## Entries supplied
-- Opening Marker --

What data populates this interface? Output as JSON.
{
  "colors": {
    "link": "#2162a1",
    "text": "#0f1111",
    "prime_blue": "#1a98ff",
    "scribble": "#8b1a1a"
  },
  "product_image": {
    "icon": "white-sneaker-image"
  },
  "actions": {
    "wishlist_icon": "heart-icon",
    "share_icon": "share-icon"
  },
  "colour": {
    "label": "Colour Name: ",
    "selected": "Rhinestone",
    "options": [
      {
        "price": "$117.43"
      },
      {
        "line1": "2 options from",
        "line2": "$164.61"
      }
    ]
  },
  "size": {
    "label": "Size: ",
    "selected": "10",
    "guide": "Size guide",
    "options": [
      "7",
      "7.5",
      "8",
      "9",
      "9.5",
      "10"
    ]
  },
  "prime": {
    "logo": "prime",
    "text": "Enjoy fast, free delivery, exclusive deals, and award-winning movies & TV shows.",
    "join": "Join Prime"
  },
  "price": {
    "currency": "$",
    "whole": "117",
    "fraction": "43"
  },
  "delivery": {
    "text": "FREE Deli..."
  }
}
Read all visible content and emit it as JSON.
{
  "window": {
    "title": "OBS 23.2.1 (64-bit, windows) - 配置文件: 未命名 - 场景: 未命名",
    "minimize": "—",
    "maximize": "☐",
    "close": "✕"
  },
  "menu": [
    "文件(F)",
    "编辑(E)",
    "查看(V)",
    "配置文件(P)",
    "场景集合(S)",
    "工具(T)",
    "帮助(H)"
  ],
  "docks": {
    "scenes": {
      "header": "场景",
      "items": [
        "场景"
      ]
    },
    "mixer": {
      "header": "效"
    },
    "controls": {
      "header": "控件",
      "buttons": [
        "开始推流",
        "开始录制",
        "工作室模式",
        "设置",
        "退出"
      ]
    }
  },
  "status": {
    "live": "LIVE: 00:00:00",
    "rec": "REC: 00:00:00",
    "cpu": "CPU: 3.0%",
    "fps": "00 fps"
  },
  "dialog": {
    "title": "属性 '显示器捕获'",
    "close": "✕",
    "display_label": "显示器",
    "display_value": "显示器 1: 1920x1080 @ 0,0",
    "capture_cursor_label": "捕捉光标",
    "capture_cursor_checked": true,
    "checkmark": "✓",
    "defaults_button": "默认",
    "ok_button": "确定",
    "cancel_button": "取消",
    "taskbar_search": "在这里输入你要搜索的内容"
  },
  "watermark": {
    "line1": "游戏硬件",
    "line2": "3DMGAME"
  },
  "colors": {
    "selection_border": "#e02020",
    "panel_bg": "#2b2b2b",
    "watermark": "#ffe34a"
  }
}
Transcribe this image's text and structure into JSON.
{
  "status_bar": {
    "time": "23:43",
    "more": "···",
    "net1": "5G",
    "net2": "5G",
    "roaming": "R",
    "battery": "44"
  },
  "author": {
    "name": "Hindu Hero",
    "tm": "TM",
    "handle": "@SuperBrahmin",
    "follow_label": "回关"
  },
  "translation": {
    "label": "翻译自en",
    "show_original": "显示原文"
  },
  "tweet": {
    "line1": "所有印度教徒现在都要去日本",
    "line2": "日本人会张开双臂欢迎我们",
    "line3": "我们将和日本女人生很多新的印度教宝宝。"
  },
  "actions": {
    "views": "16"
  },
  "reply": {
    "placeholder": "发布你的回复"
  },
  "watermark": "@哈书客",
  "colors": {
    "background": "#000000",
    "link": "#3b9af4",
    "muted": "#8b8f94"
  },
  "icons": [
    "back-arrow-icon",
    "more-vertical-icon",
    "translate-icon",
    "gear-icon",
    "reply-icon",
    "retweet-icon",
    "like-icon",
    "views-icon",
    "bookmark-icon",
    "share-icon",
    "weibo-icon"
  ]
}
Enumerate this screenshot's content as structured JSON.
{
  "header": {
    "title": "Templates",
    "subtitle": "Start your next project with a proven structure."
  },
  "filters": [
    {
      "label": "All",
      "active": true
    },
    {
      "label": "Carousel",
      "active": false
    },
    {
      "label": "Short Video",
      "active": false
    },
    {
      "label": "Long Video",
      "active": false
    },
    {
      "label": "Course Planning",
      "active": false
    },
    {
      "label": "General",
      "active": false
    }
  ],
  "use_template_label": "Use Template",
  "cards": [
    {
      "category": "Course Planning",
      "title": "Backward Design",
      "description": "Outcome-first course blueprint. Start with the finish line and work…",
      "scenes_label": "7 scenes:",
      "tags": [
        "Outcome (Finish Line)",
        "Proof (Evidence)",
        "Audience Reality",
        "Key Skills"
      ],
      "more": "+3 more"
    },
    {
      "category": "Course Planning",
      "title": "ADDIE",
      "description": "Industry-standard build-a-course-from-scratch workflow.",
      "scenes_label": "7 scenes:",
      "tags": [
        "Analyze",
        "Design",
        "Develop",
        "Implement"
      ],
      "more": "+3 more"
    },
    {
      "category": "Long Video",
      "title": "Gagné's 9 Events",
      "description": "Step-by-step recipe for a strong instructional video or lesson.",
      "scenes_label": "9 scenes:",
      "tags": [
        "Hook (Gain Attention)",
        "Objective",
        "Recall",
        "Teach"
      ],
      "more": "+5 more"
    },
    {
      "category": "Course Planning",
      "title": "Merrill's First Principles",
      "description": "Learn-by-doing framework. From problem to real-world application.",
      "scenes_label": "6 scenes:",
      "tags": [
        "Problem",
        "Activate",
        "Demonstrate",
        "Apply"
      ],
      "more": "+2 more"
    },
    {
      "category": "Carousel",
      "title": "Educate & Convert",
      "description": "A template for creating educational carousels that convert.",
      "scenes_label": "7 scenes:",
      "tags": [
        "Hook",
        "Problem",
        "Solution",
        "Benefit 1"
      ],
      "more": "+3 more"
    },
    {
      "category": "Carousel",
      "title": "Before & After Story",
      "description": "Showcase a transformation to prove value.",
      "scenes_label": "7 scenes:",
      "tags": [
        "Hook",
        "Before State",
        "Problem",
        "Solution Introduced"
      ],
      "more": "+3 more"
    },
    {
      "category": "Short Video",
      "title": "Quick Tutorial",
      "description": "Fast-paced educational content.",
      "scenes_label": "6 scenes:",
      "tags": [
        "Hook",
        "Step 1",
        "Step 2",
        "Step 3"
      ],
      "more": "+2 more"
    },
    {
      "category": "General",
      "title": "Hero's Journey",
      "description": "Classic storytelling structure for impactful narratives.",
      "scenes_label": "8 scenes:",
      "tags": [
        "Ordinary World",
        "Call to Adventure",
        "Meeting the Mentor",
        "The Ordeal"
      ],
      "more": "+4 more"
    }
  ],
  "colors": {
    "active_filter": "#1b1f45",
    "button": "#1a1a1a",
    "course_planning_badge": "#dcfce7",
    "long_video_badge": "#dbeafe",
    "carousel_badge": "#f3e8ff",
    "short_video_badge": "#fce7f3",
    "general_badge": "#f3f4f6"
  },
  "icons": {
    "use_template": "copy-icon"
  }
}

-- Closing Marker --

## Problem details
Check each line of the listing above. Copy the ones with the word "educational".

## Your solution
      "description": "A template for creating educational carousels that convert.",
      "description": "Fast-paced educational content.",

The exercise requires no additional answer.